CUSE student of the week: Lauren Eckert

Author: Provided

Lauren Eckert and Michael Cramer


Congratulations to Lauren Eckert for being named the CUSE (Center for Undergraduate Scholarly Engagement) Student of the Week!

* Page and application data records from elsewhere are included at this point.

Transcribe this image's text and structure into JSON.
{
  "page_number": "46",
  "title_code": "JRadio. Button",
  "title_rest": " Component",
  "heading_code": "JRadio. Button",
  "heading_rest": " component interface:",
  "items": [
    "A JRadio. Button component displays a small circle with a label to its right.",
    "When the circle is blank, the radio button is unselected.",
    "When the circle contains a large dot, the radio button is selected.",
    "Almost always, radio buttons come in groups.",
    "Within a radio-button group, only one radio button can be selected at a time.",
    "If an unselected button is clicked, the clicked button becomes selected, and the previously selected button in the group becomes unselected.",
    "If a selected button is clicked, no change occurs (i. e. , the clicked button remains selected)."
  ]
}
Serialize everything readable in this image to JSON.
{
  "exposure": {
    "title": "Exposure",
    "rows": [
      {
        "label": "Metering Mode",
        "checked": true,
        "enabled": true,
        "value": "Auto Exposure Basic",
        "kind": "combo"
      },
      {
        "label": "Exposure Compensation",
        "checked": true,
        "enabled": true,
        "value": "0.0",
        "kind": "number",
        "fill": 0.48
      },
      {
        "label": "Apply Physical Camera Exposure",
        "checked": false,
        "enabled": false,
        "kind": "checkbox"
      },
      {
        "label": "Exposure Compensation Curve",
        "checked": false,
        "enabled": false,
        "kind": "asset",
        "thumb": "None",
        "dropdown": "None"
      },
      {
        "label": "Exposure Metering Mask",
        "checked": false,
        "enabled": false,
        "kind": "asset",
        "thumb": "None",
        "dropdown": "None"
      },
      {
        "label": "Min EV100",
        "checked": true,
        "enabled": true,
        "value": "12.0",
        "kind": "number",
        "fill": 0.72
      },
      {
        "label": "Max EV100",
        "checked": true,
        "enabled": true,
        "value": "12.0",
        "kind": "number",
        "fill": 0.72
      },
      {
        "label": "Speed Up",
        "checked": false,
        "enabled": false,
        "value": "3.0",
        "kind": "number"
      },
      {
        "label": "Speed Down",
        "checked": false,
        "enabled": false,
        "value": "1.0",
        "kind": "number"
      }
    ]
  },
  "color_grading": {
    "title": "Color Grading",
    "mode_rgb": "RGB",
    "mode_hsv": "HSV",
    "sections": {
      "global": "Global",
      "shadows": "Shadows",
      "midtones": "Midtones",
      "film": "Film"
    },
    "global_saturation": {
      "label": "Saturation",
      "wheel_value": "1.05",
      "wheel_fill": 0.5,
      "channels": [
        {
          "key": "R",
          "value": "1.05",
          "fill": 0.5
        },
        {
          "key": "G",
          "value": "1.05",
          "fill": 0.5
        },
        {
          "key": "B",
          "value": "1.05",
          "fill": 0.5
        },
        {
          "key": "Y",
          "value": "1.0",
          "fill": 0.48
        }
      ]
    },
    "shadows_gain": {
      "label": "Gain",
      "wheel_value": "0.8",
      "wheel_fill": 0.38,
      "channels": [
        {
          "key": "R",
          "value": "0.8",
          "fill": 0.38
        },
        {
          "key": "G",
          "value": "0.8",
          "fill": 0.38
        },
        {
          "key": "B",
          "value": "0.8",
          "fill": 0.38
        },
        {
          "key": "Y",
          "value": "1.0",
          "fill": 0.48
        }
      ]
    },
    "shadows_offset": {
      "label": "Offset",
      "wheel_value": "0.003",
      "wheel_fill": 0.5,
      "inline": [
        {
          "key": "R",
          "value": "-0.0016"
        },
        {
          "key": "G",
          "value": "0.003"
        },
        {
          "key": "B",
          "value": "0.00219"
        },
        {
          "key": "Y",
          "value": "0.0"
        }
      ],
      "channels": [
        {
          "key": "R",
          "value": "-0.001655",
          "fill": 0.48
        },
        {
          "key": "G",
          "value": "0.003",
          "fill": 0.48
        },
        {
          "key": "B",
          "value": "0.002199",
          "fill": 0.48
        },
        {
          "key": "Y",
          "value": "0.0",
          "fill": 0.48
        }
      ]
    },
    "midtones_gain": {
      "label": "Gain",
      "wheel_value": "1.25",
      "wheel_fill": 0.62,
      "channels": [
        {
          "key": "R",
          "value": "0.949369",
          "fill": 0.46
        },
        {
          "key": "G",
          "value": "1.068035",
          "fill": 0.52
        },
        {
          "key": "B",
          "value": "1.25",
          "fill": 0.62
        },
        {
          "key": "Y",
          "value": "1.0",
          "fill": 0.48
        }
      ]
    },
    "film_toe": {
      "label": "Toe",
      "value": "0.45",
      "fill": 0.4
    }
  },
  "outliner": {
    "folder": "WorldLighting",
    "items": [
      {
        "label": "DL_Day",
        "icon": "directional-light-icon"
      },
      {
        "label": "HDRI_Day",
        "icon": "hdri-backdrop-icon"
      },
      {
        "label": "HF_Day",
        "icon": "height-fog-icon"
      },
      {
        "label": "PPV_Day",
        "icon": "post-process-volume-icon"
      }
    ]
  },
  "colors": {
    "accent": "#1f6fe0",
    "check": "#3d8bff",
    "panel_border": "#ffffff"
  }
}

"As a current environmental science major with minors in both anthropology and Portuguese at the University of Notre Dame, I have been granted a versatile and wonderful undergraduate experience. My exciting field research experiences are vast and include work to further Kit Fox Conservation in the deserts of Colorado, independent analysis of Forest Deer Mouse foraging in the Upper Peninsula, and demographic data collection of the Muriqui Monkeys of Southeastern Brazil. My academic and adventurous pursuits have been largely afforded by the generosity of CUSE, who most recently awarded me funding to present my independent Forest Deer Mouse research at the 20th Annual Wildlife Society Conference in Milwaukee, Wisc. CUSE has also been instrumental in my acquisition of the environmentally-based U’dall Scholarship and application to be an international Fulbright Scholar. My future goals include attaining a doctorate in Wildlife Ecology and integrating ecological information with more traditional knowledge patterns of indigenous cultures to further conservation attempts and preserve the dignity of ecosystems and diverse human cultures," said Lauren Eckert.

Michael Cramer is an assistant teaching professor of biological sciences and assistant director of the University of Notre Dame Environmental Center (UNDERC) East location. His research interests are based in community ecology and behavioral ecology. He is studying the non-consumptive effects of predators on prey behavior. He is currently investigating how mice respond to odors produced by a specialist predator, the mink, and a generalist predator, the coyote. He is also researching how mice alter their foraging behavior in the presence of signals of avian predators, and conducting experiments investigating how porcupines and snowshoe hares alter their foraging behavior in the presence of fisher and coyote scent.